The developing countries' stated principles about political self-determination, mutual respect for sovereignty, non-aggression, non-interference in internal affairs, and equality were notable, especially in a world fraught with Cold War tensions. While it is true that developing countries have made countless political-economic mistakes since 1955, some have done spectacularly well, too. At any rate, that they deemed it important to find out on their own what sort of governance would permeate their societies certainly remains an attraction.
To certain white American commentators, the end of the Cold War "ended" the rationale for non-alignment since LDCs no longer had to choose between communism and market democracy. To paraphrase Thomas Friedman, the erasure of the Iron Curtain meant there was no longer an alternative to the "golden straitjacket" of market democracy, and he chides others for their...current deviations.
But, something which surprises most casual observers is that the NAM still lives on in the post-Cold War era. It's not about LDCs being caught in the middle of two would-be oppressors, but still very much the desirable objectives of political self-determination, mutual respect for sovereignty, non-aggression, non-interference in internal affairs, and equality. While one blowhard may have met its end several years ago, another still remains that usually exaggerates the good it's done the rest of the world.
While the Western media largely ignored the recent handover of NAM leadership from Egypt to Iran in Tehran--look around and see how much attention was devoted to the Republican National Convention--the NAM handover matters. Veteran Asia watchers should be familiar with Philip Bowring, former editor of the late, lamented Far Eastern Economic Review (FEER). While he does acknowledge that NAM has itself become marginalized as of late, there is an opportunity to revive the movement and the causes it champions insofar as its aspirations remain those of countries as diverse in NAM membership as Singapore and, say, Fiji:
The Non-Aligned Movement is a shadow of its former self. In a multi-polar world of many criss-crossing alignments it may have no place at all, leaving the 115 member organization, founded in the wake of the 1955 Bandung Conference of independent Asian and African states, as a meaningless relic of the Cold War.
However, the fact that Iran is hosting the Movement’s 16th summit, which began yesterday, is an acute embarrassment to the US and other western countries who have been demonizing Iran...[t]he US even attempted to lean on UN Secretary General Ban Ki-moon not to attend...
Ban is doubtless aware of the hypocrisy of sanctions against a country which is itself surrounded either by nuclear states, or by countries recently invaded by the US. NAM delegates, includ[e] India’s Prime Minister Manmohan Singh and Indonesia’s President Susilo Bambang Yudhoyono...That India and Indonesia's leaders--generally held up as Western-friendly, democratically progressive sorts--went to Tehran anyway does indicate their respective countries still see value in the aims of non-alignment. Despite the sideshow of Secretary-General Ban's appearance and an Egyptian head of state visiting Iran for the first time in small eternities, Bowring sees the potential of reviving NAM by returning to its founding principles:

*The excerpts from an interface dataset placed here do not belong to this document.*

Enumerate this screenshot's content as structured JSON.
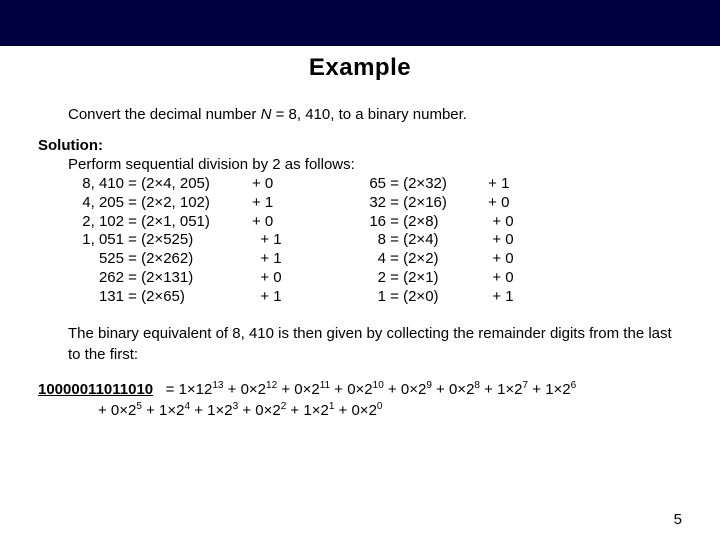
{
  "title": "Example",
  "prompt_pre": "Convert the decimal number ",
  "prompt_var": "N",
  "prompt_post": " = 8, 410, to a binary number.",
  "solution_label": "Solution:",
  "solution_lead": "Perform sequential division by 2 as follows:",
  "left_rows": [
    {
      "lhs": "8, 410",
      "eq": " = (2×4, 205)",
      "rem": "+ 0"
    },
    {
      "lhs": "4, 205",
      "eq": " = (2×2, 102)",
      "rem": "+ 1"
    },
    {
      "lhs": "2, 102",
      "eq": " = (2×1, 051)",
      "rem": "+ 0"
    },
    {
      "lhs": "1, 051",
      "eq": " = (2×525)",
      "rem": "  + 1"
    },
    {
      "lhs": "525",
      "eq": " = (2×262)",
      "rem": "  + 1"
    },
    {
      "lhs": "262",
      "eq": " = (2×131)",
      "rem": "  + 0"
    },
    {
      "lhs": "131",
      "eq": " = (2×65)",
      "rem": "  + 1"
    }
  ],
  "right_rows": [
    {
      "lhs": "65",
      "eq": " = (2×32)",
      "rem": " + 1"
    },
    {
      "lhs": "32",
      "eq": " = (2×16)",
      "rem": " + 0"
    },
    {
      "lhs": "16",
      "eq": " = (2×8)",
      "rem": "  + 0"
    },
    {
      "lhs": "8",
      "eq": " = (2×4)",
      "rem": "  + 0"
    },
    {
      "lhs": "4",
      "eq": " = (2×2)",
      "rem": "  + 0"
    },
    {
      "lhs": "2",
      "eq": " = (2×1)",
      "rem": "  + 0"
    },
    {
      "lhs": "1",
      "eq": " = (2×0)",
      "rem": "  + 1"
    }
  ],
  "explain": "The binary equivalent of 8, 410 is then given by collecting the remainder digits from the last to the first:",
  "binary": "10000011011010",
  "terms": [
    {
      "c": "1",
      "b": "12",
      "e": "13"
    },
    {
      "c": "0",
      "b": "2",
      "e": "12"
    },
    {
      "c": "0",
      "b": "2",
      "e": "11"
    },
    {
      "c": "0",
      "b": "2",
      "e": "10"
    },
    {
      "c": "0",
      "b": "2",
      "e": "9"
    },
    {
      "c": "0",
      "b": "2",
      "e": "8"
    },
    {
      "c": "1",
      "b": "2",
      "e": "7"
    },
    {
      "c": "1",
      "b": "2",
      "e": "6"
    },
    {
      "c": "0",
      "b": "2",
      "e": "5"
    },
    {
      "c": "1",
      "b": "2",
      "e": "4"
    },
    {
      "c": "1",
      "b": "2",
      "e": "3"
    },
    {
      "c": "0",
      "b": "2",
      "e": "2"
    },
    {
      "c": "1",
      "b": "2",
      "e": "1"
    },
    {
      "c": "0",
      "b": "2",
      "e": "0"
    }
  ],
  "break_after_index": 7,
  "page": "5"
}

Members such as India and Indonesia would like to use the non-aligned movement as a vehicle for pushing their own aspirations to regional and international influence. But it is unclear how this can be achieved given the diversity of nations involved and their varying degrees of ties with the US, China and Russia.Westerners are certainly not infallible and tend to revert to their preachy habits sooner or later. For that reason, it is still a good idea for the developing world to have a gathering where they can point this out and chart their own destinies in the process. Contrary to Friedman, the NAM is not another despot's club, but one that reflects the diverse choices LDCs have made over the years. For better or worse, the choices they've made remain theirs.
However, for all its lack of identity and common goals the NAM remains a symbol of lingering Afro-Asian (and Cuban) resentment over western colonialism and imperialism and continued western and particularly US assumptions that they can continue to dictate to a wider world whether on politics, social mores or economics. They need only look to the Afghan and Iraq wars and the continued occupation of Palestinian territory for reminders.